Michael Jackson's involvement with The Simpsons was not just limited to the cartoon. In 1990, the first of many Simpsons music albums was released. The Simpsons Sing the Blues consisted of mostly original songs performed by the cast of the show. One song on the album named "Do the Bartman" went on to become a huge smash hit across the world, hitting the number one spot in many countries. This song was co-written, co-produced and featured backing vocals from Michael Jackson, who had to keep his involvement in the song a secret for a long time due to his other contractual obligations.
1 Honourable Mention. Tom Hanks
While The Simpsons Movie was more forgettable than bad, it did have a few laugh out loud moments. The film was essentially several different episodes worth of plots that were thrown haphazardly together (seriously, what was the point of the Irish boy that Lisa falls for?). It was an average film at best, and wasn't worth waiting almost twenty years for.
One thing that The Simpsons Movie was lacking in was star power. The band Green Day show up for a few minutes at the beginning of the movie, Albert Brooks plays the voice of Hank Scorpio in a lamer character's body, and Arnold Schwarzenegger was in the film, but was voiced by Harry Shearer.

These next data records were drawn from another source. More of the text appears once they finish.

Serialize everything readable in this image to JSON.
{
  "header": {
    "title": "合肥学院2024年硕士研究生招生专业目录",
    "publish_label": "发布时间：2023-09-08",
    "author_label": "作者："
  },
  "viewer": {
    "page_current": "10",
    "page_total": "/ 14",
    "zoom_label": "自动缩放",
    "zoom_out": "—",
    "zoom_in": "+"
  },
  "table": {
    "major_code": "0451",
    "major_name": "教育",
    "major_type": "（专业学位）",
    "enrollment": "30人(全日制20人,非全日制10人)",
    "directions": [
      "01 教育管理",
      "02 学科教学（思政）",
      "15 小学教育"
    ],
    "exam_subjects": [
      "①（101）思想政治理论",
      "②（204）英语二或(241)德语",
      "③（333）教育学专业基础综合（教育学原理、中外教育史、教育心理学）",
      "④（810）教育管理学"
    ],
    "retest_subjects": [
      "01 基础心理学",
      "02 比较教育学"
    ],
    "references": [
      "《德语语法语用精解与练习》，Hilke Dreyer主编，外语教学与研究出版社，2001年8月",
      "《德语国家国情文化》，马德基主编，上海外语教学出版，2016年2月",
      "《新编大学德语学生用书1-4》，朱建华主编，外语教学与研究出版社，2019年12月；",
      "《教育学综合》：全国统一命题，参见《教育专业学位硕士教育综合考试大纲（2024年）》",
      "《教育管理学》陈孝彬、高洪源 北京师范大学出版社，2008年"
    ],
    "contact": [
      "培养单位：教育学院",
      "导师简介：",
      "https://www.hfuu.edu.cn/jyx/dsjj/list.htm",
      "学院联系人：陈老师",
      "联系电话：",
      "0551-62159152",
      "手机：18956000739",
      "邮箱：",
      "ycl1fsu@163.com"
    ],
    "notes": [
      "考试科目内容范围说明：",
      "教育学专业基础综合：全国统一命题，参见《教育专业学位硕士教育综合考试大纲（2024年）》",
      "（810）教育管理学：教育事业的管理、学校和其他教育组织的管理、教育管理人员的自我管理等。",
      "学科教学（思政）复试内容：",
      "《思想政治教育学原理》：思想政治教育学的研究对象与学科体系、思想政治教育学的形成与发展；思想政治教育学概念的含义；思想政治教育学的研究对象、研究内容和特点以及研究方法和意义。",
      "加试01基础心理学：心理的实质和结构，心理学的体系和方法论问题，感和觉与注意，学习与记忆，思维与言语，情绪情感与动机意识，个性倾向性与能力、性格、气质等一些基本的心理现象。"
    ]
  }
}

The rest of the cast were just the regulars of The Simpsons TV show... with one big exception.
Tom Hanks appears in the movie, and gives a brief, but memorable appearance as himself during a commercial for the "New Grand Canyon" (a cover-up for the plan to destroy Springfield). For giving the movie one of its best moments, Mr. Hanks deserves an honorary spot on this list.